2019 has been an excellent year for gold. Bullion’s price has soared close to 15% year-to-date, marking the best year since 2010. There have been many reasons behind the yellow metal’s rise, and it looks like there is a lot of momentum left.
Round numbers tend to act as support and resistance for stocks and commodities alike. The $1500-$1550 area is a long-term resistance and gold price peaked at roughly $1557 in 2019. A decisive breakout above this level can send price soaring.
Over the last few years, gold has always rallied in the December-January period. The yellow metal is hardly a seasonal commodity but the trend since 2013 suggests gold always closes higher after a rally in December.
Could this year’s rally push gold past the key level? It certainly seems so, especially if you consider the fundamental reasons.
Trade war tensions between the U.S. and China have been the primary driver of gold’s price this year. The yellow metal is expected to tumble if the trade war ever comes to an end.
When President Trump announced a phase one trade deal with China, gold price stayed flat. It seems like the broader markets have realized that a trade deal will not be signed.
As I had warned earlier, there’s a strong likelihood that the phase one trade deal won’t ever be made official. There are already growing tensions between both the two countries regarding pivotal issues like the Hong Kong protest and China’s treatment of Uighur Muslims.
Moreover, the U.S. Presidential election is due in 2020. It’s the Chinese who are more likely to wait for the election in the hopes that President Trump doesn’t retake the White House before they finalize a long-term trade deal.
Gold thrives in an uncertain environment, and it can break through the $1500-$1550 range when the phase one trade deal officially falls through.
The U.S. economy is, at best, standing on flimsy grounds. The manufacturing sector is weakening as durable-goods orders sank 2% in November. In addition, consumer spending—which accounts for about 70% of the U.S. economy—is being driven by debt.
The Federal Reserve keeps making credit cheaper to blow air into the debt-fueled economic bubble, but it can’t last forever. Things will eventually take a turn for the worse in the form of a recession, which will be a tailwind for gold.
After the Islamic Summit concluded in Malaysia last week, Iran, Malaysia, Turkey and Qatar announced they are exploring trading in gold. This comes in the wake of hefty sanctions by the U.S. on Iran. Fearing future penalties, the Malaysian PM said,
I have suggested that we re-visit the idea of trading using the gold dinar and barter trade among us. We are seriously looking into this and we hope that we will be able to find a mechanism to put it into effect.
The dollar has been world’s reserve currency since 1944 but the number of countries ditching dollar is on the rise.
Gold, on the other hand, has been the de facto reserve currency for thousands of years. Its demand will only go up if the trend of ditching the dollar continues.
Russia is leading the trend in gold hoarding. Russian mining operations have gone up a gear this year. They mined 185 tons of gold from January to July in 2019. Compared to 2018, this is an increase of roughly 18%. Consequently, Russia’s total gold reserve is up to $548 billion.

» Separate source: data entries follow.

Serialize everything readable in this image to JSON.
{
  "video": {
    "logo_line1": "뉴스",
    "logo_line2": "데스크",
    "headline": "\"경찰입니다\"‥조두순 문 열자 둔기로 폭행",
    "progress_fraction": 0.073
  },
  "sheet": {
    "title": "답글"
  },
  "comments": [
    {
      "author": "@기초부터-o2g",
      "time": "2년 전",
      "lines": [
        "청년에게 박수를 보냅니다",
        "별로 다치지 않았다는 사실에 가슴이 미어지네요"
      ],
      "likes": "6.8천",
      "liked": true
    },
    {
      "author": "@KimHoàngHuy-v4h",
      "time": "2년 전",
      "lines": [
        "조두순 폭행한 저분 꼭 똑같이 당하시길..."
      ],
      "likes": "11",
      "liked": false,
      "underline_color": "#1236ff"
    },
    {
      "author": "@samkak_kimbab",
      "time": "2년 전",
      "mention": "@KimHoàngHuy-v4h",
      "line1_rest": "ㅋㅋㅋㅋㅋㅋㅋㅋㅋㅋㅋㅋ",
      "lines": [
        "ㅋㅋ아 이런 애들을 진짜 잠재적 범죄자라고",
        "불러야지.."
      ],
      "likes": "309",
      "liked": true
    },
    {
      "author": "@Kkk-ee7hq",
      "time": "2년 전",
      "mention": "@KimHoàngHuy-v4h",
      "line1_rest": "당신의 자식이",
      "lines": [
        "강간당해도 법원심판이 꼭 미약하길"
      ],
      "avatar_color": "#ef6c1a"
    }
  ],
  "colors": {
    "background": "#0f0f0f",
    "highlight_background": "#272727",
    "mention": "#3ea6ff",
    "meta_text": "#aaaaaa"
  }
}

Quite clearly, Russia seems to be moving away from the U.S. dollar, but it is not alone. Everyone from the super-rich to the central banks seems to be on a gold buying and hoarding spree.
Considering all the technical and fundamental reasons, gold price looks set to skyrocket in the years to come.

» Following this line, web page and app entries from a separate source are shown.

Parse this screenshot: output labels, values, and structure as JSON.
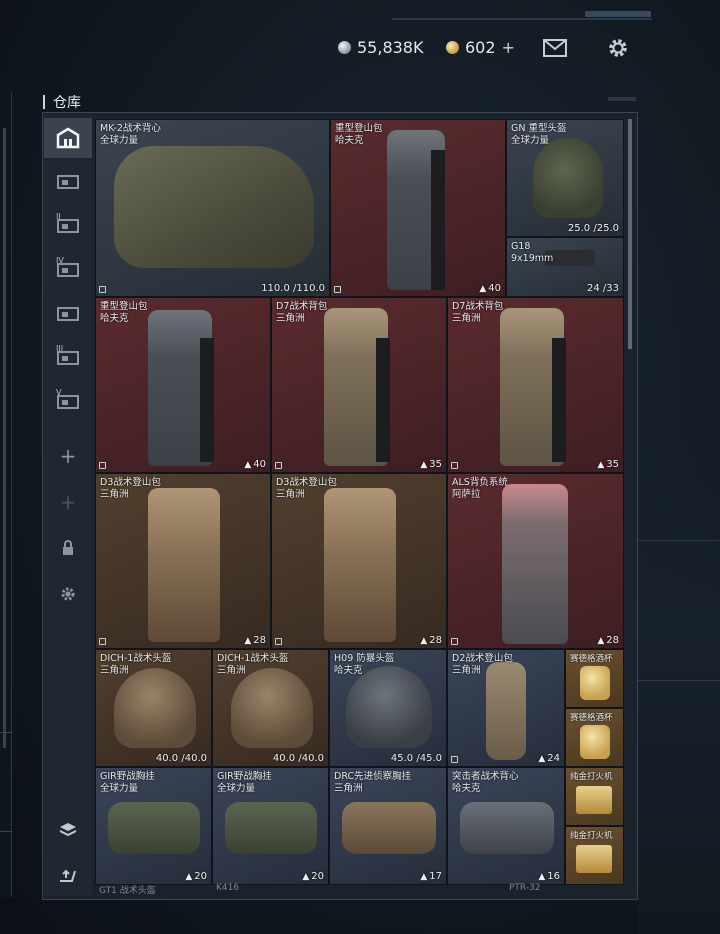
{
  "header": {
    "silver_amount": "55,838K",
    "gold_amount": "602",
    "gold_plus": "+",
    "icons": [
      "silver-coin-icon",
      "gold-coin-icon",
      "mail-icon",
      "gear-icon"
    ]
  },
  "warehouse": {
    "title": "仓库",
    "sidebar_mini_labels": [
      "",
      "II",
      "IV",
      "",
      "III",
      "V",
      "",
      "",
      "",
      ""
    ],
    "items": [
      {
        "name": "MK-2战术背心",
        "sub": "全球力量",
        "stat": "110.0 /110.0",
        "color": "grey"
      },
      {
        "name": "重型登山包",
        "sub": "哈夫克",
        "stat": "40",
        "color": "red"
      },
      {
        "name": "GN 重型头盔",
        "sub": "全球力量",
        "stat": "25.0 /25.0",
        "color": "grey"
      },
      {
        "name": "G18",
        "sub": "9x19mm",
        "stat": "24 /33",
        "color": "grey"
      },
      {
        "name": "重型登山包",
        "sub": "哈夫克",
        "stat": "40",
        "color": "red"
      },
      {
        "name": "D7战术背包",
        "sub": "三角洲",
        "stat": "35",
        "color": "red"
      },
      {
        "name": "D7战术背包",
        "sub": "三角洲",
        "stat": "35",
        "color": "red"
      },
      {
        "name": "D3战术登山包",
        "sub": "三角洲",
        "stat": "28",
        "color": "brown"
      },
      {
        "name": "D3战术登山包",
        "sub": "三角洲",
        "stat": "28",
        "color": "brown"
      },
      {
        "name": "ALS背负系统",
        "sub": "阿萨拉",
        "stat": "28",
        "color": "red"
      },
      {
        "name": "DICH-1战术头盔",
        "sub": "三角洲",
        "stat": "40.0 /40.0",
        "color": "brown"
      },
      {
        "name": "DICH-1战术头盔",
        "sub": "三角洲",
        "stat": "40.0 /40.0",
        "color": "brown"
      },
      {
        "name": "H09 防暴头盔",
        "sub": "哈夫克",
        "stat": "45.0 /45.0",
        "color": "blue"
      },
      {
        "name": "D2战术登山包",
        "sub": "三角洲",
        "stat": "24",
        "color": "blue"
      },
      {
        "name": "赛德格酒杯",
        "sub": "",
        "stat": "",
        "color": "gold"
      },
      {
        "name": "赛德格酒杯",
        "sub": "",
        "stat": "",
        "color": "gold"
      },
      {
        "name": "GIR野战胸挂",
        "sub": "全球力量",
        "stat": "20",
        "color": "blue"
      },
      {
        "name": "GIR野战胸挂",
        "sub": "全球力量",
        "stat": "20",
        "color": "blue"
      },
      {
        "name": "DRC先进侦察胸挂",
        "sub": "三角洲",
        "stat": "17",
        "color": "blue"
      },
      {
        "name": "突击者战术背心",
        "sub": "哈夫克",
        "stat": "16",
        "color": "blue"
      },
      {
        "name": "纯金打火机",
        "sub": "",
        "stat": "",
        "color": "gold"
      },
      {
        "name": "纯金打火机",
        "sub": "",
        "stat": "",
        "color": "gold"
      }
    ],
    "bottom_labels": [
      "GT1 战术头盔",
      "K416",
      "PTR-32"
    ]
  },
  "colors": {
    "grey": "#2f3743",
    "red": "#4c2427",
    "brown": "#45362a",
    "blue": "#2f3848",
    "gold": "#5a4428"
  }
}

This article was edited by Sam Bourgi.
Last modified: January 27, 2020 5:43 PM UTC